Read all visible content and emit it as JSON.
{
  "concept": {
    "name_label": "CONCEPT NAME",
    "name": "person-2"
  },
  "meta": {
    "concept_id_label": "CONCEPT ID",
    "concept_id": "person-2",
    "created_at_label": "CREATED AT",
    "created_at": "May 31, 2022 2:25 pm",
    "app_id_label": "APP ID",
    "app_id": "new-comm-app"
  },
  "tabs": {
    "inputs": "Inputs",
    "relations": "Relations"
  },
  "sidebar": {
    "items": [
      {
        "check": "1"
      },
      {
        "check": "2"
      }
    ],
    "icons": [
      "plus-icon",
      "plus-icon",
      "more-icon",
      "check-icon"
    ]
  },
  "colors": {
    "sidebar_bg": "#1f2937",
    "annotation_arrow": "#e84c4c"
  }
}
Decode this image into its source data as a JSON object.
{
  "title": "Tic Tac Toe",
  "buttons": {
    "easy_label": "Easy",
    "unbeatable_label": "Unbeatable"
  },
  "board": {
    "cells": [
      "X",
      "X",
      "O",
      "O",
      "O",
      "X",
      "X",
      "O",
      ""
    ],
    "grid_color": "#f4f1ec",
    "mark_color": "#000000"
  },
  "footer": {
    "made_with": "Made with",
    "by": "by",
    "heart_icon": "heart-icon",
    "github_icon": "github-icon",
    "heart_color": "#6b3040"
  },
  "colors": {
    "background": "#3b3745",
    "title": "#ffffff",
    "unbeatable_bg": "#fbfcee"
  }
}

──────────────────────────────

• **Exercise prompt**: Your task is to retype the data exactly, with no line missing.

• **Answer for this exercise**:
Read all visible content and emit it as JSON.
{
  "concept": {
    "name_label": "CONCEPT NAME",
    "name": "person-2"
  },
  "meta": {
    "concept_id_label": "CONCEPT ID",
    "concept_id": "person-2",
    "created_at_label": "CREATED AT",
    "created_at": "May 31, 2022 2:25 pm",
    "app_id_label": "APP ID",
    "app_id": "new-comm-app"
  },
  "tabs": {
    "inputs": "Inputs",
    "relations": "Relations"
  },
  "sidebar": {
    "items": [
      {
        "check": "1"
      },
      {
        "check": "2"
      }
    ],
    "icons": [
      "plus-icon",
      "plus-icon",
      "more-icon",
      "check-icon"
    ]
  },
  "colors": {
    "sidebar_bg": "#1f2937",
    "annotation_arrow": "#e84c4c"
  }
}
Decode this image into its source data as a JSON object.
{
  "title": "Tic Tac Toe",
  "buttons": {
    "easy_label": "Easy",
    "unbeatable_label": "Unbeatable"
  },
  "board": {
    "cells": [
      "X",
      "X",
      "O",
      "O",
      "O",
      "X",
      "X",
      "O",
      ""
    ],
    "grid_color": "#f4f1ec",
    "mark_color": "#000000"
  },
  "footer": {
    "made_with": "Made with",
    "by": "by",
    "heart_icon": "heart-icon",
    "github_icon": "github-icon",
    "heart_color": "#6b3040"
  },
  "colors": {
    "background": "#3b3745",
    "title": "#ffffff",
    "unbeatable_bg": "#fbfcee"
  }
}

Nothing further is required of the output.